Brooke Shields is one of those rare celebrities who has this innate ability to inspire women decade after decade, with her resilience, intelligence, and of course, natural beauty. Her career has endless highlights, from the 1980s hit Blue Lagoon to Suddenly Susan, which she received two Golden Globe nominations for during its 1996-2000 run. She’s conquered Broadway, in Grease, Cabaret, Wonderful Town, Chicago and, most recently, The Addams Family. But what has truly distinguished her was her courage to be one of the first celebrities to bring postpartum depression to light. Her book Down Came the Rain: My Journey Through Postpartum Depression, started a conversation about mental health that new moms so desperately needed. Then, when Tom Cruise publicly criticized her on the Today Show for taking antidepressants after the birth of her daughter, Rowan Francis, in 2003, she responded with an Op-Ed in The New York Times, calling his remarks “a disservice to mothers everywhere.”
Through her decades in show business, including a complicated childhood, she says she never wanted to be a victim. “By nature I’m a fighter.
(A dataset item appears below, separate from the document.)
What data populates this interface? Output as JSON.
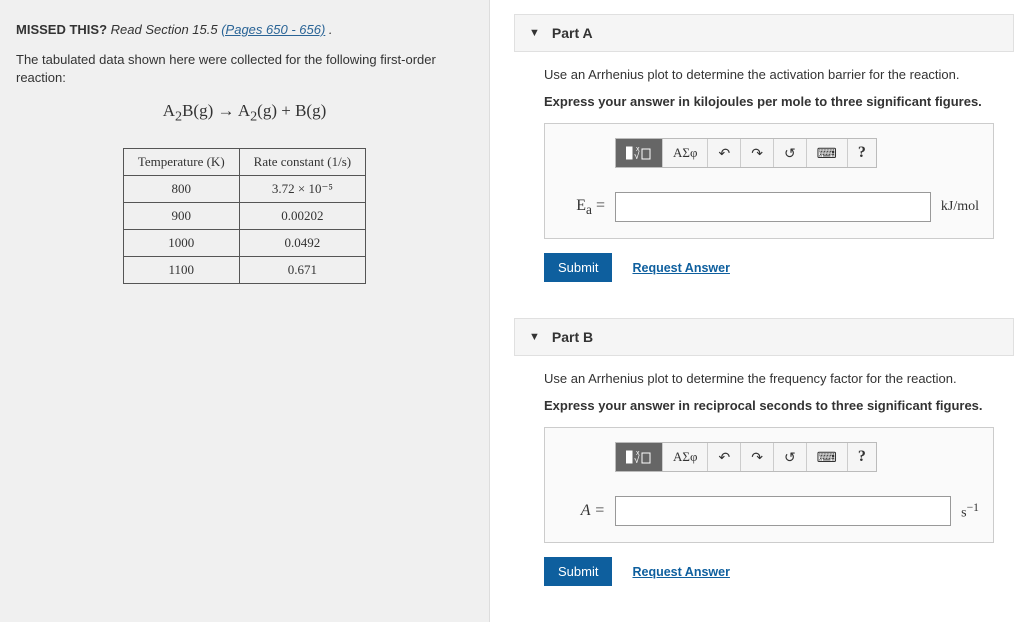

I just don’t want to be undone by something else or someone else,” she explains.
We were thrilled to chat with Brooke about her amazing outlook on life, aging and motherhood. Plus, details of her new project, Beginning is Now, an online community of women with inspiring, informative content and a digital shop, where you can find chic and comfortable athleisure wear. Don’t miss her on January 27 on Talk Shop Live at 1:30 pm!
You have an incredible outlook on life’s adversities. Can you please share a bit more about that?
Ever since I was a little girl, my mom taught me this: you pick yourself up, dust yourself off and continue on. That’s the only way I wanted to go through life. I never say “poor me?” or “why me?” Shit happens and you do it. There are real victims in the world but I’ve also seen people choose to be a victim when they can pull themselves out. I know that that sounds like ‘Oh yeah, Brooke Shields has never had to suffer in her life.’ But bad stuff happens…I had postpartum depression. I broke my femur. I had an alcoholic mother – whatever the struggle is I don’t feel ‘woe is me’. Instead, it’s going to build character.
What an amazing perspective—is this something you’re trying to pass on to your daughters, Rowan Francis (18) and Grier Hammond (15)?
I try as an example to pass that on to my daughters. But I do think it’s either in your character or it’s not to look at things that way. I have one daughter who is incredibly like that – she’s [all about] forward motion and she’s had difficult things happen to her. The other one is ‘everything is the end of the world’.
As a mom, which stage do you love or struggle with the most – baby, toddler, teenager?
I loved the baby stage. Even though I was tired they were so sweet and malleable. It gets emotionally harder but physically easier as they get older. Then they hit about 12 and you go ‘oh God.’ Because they get a little nutty, especially girls. You wouldn’t want to reduce it to hormones but I have to say they’re kooky and emotional. I just had this conversation with my husband last night and said you just have to weather it and stay calm and let the tornado go over you. You watch them going through things like girls being mean, and your heart breaks for them.
Can you tell us about Beginning is Now?
Yes! We’re going on Talk Shop Live tomorrow to talk about our athletic wear. Beginning Is Now started because women over 40 are not being marketed to and that needs to change. It has been the biggest leap of courage and to do it at 56 is incredible.
What is the best part of getting older?
Feeling more confident. I don’t compare myself to other people anymore. I feel proud of what I’ve done and the kids I’ve raised. We’re taught that we’re supposed to be finished at a certain time. But I think we just begin in some ways. We’ve had the children or the careers or decided not to do those things, but we’re doing things on our terms now. And that’s not what we’re taught in society [as young women].
What is your mom uniform?
I just came out with my own athletic wear so I wear that. My [daughters friend] was over and said she just wears that to look like the other moms. And I was like no I’m actually going to work out! If I had something to go to I’d put on jeans, vintage – different cuts and sizes. Mine are from the 80s…Levis, Calvins, Jordache. I wear those with Golden Goose sneakers – I love them even though they’re a little expensive. And an oversized sweater, could be from Zara or anywhere!
What would you tell your younger self if you could go back in time?
I think I would have said give yourself a bit of a break. Don’t be so hard on yourself. You’re absolutely beyond enough and you don’t have to be any different. It’s hard to celebrate yourself. When I look back I was so labored with insecurity and would have loved it if I could have said ‘you should really be more confident…because you deserve it’.